Birgit Sollie is a PhD student at the VU Amsterdam, where she does research in stochastic processes and mathematical biology. In this interview she talks about her research and her motivation for doing mathematics.
When were you first interested in math?
I always liked math in high school and I was good at it. But my first choice was to study engineering. That turned out not to work for me. Because I also really liked the mathematics courses, hence I switched to mathematics.
A good choice?
Hell yes. After the first year I immediately realized that I was in the right place. I really enjoyed seeing the abstraction of mathematics, and the applicability of mathematics in so many different areas.
And did you soon know that you wanted to continue with research after your studies?
In the second year of my master I started thinking about what I wanted after my studies. At that time, I had the feeling that I had not finished learning yet, and that I also wanted to continue with mathematics at a high level. Both are possible in a PhD, so I decided to go for it!
What is your research actually about?
My research is about stochastic population processes. For example, you can think of the growth or shrinkage of an animal population, or of the fluctuations in the number of molecules in a cell. My research focuses specifically on population processes where there is also a background process that influences population growth. For example, climate or nature can act as a background process that influences the growth of an animal population. Similarly, the growth of molecules can be influenced by temperature.
My research looks at these population processes at an abstract level as a two-dimensional process: the growth process, combined with the background process.
And what do you want to learn about these population processes?
In my research, we estimate the parameters of the population processes restricted by the fact we cannot observe the background process. The latter makes it very difficult from a mathematical point of view. Even though we cannot observe the background process, it does affect your observations. For example, you cannot just set up a likelihood and determine maximum likelihood estimators. But this also makes it interesting: by just observing the population number, we can still estimate all parameters of both the population process and the background process!
Can you also test these estimators on real data?
In simulations, we can test whether our estimators work on data that we have made by ourselves, and this shows that our methods do indeed work. Now I'm working on the next step: see how our estimators fare on real data on the number of RNA molecules in cells. The background process is then a combination of many different factors, such as the temperature of the cell. All of these factors are controlled by your cells, and they determine whether the production of RNA will go up or down. It would be nice if we could extract this background process from the data with my estimators. The first results already look very promising.
What do you think is the most interesting problem you have been working on in recent times?
A while ago we investigated what happens when individuals in a population can move across a network, but you can't see how they move. This adds yet another level of difficulty in conjunction with the unobservable background process. Even then we can estimate all parameters of the population process and the background process. I found this a very nice challenge myself.
What result are you most proud of?
I am not necessarily more or less proud of my different results. Still, I think the publication of your first paper is always the most special.
Is there another big challenge you would like to explore later?

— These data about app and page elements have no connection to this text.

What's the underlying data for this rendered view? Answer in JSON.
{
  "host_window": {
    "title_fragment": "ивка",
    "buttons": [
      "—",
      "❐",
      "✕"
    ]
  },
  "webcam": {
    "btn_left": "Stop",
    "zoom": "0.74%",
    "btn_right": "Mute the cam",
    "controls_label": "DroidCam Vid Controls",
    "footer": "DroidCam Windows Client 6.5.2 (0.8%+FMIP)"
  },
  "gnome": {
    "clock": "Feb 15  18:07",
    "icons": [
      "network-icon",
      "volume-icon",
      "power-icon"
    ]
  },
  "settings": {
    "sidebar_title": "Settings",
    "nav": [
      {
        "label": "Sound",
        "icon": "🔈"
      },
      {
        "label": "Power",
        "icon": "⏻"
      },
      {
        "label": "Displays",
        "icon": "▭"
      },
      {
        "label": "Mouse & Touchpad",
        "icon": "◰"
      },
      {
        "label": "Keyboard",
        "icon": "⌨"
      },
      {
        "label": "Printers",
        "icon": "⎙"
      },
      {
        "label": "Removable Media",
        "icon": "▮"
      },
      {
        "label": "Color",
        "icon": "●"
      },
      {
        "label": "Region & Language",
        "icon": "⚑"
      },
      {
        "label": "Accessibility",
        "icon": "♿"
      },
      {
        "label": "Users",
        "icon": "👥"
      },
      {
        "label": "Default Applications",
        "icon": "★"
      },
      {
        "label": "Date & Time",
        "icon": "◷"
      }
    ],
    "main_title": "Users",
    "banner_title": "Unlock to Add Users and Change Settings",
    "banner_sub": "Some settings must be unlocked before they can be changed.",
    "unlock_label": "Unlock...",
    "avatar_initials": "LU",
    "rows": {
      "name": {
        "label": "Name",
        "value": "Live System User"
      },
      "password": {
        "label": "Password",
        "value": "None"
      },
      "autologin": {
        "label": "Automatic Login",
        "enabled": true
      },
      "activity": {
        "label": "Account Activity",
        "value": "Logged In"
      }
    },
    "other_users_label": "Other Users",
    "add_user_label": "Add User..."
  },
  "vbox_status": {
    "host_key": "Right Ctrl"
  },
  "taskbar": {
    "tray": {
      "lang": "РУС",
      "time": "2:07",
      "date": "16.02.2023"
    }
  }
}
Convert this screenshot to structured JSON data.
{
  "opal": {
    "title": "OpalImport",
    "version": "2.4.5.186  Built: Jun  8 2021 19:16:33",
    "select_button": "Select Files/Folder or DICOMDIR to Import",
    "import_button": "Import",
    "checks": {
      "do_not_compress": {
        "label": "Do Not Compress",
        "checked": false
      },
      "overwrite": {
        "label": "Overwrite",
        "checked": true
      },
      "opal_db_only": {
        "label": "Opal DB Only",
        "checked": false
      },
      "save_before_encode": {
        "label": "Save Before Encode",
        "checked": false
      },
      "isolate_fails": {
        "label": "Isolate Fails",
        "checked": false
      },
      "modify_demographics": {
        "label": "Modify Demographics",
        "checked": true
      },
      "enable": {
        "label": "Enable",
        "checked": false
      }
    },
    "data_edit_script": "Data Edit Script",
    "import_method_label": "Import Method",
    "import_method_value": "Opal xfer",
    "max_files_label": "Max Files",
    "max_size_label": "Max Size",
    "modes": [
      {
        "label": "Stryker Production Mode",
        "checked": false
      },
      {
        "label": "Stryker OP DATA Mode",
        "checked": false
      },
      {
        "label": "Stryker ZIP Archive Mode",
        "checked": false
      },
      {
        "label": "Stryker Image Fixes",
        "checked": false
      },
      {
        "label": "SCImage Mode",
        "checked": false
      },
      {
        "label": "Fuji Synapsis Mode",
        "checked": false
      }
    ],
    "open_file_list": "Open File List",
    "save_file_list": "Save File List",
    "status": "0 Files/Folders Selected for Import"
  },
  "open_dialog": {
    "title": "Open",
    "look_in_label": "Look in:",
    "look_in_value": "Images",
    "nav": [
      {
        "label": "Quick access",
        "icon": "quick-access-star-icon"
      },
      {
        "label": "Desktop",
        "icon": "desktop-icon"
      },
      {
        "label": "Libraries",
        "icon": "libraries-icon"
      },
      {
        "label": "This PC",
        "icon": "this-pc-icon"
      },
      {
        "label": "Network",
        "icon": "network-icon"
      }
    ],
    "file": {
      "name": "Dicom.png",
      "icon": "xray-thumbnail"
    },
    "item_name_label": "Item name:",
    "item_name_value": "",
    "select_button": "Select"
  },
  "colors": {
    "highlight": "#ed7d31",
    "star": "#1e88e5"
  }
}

Until now I have mainly estimated parameters of models. But I think it would also be very interesting to apply non-parametric estimation methods. Then you do not estimate parameters of a model, but you estimate, for example, an entire probability distribution. We now often assume that processes are exponential, and then we only need to estimate the parameter of the exponential process. This assumption is very useful from a mathematical point of view, but of course not always realistic. It is also possible that, for example, the mortality in your population does not follow an exponential distribution. The question then is: can we estimate the entire distribution of the mortality process?
And in the area of application?
It would also be nice to focus more on the application. Now I am mainly concerned with the abstract process that can describe many different applications. I also think it would be interesting to focus more on specific biological applications. For example, I think that my research can also be applied very well to infectious diseases.
In addition to your research, you also sometimes give presentations to high school students about mathematics. What do you like or important about this?
Mathematics is applicable to so many different areas, and it can be seen everywhere. I didn't realize this at all in high school, while that's the great thing about math. So I really enjoy showing this to high school or college students, hopefully to get them interested in math.
You were also a member of EWM-NL.
At EWM, for example, I was involved in the mentor network. Here, women in mathematics can apply for a mentor: a more experienced mathematician researcher. This mentor is someone from outside your university or department, whom you can meet from time to time to discuss questions or problems you encounter.
You can describe the growth of the number of RNA molecules using a population-process.
Finally: what do you like or dislike about doing research?
I really like that you always keep learning and can continue to do math at a high level. What I do think is a shame is that you often do research alone. You do have collaborations, but you do most of your research behind your own desk. That is why I like that you can alternate your research with teaching, in order to also have that interaction with students.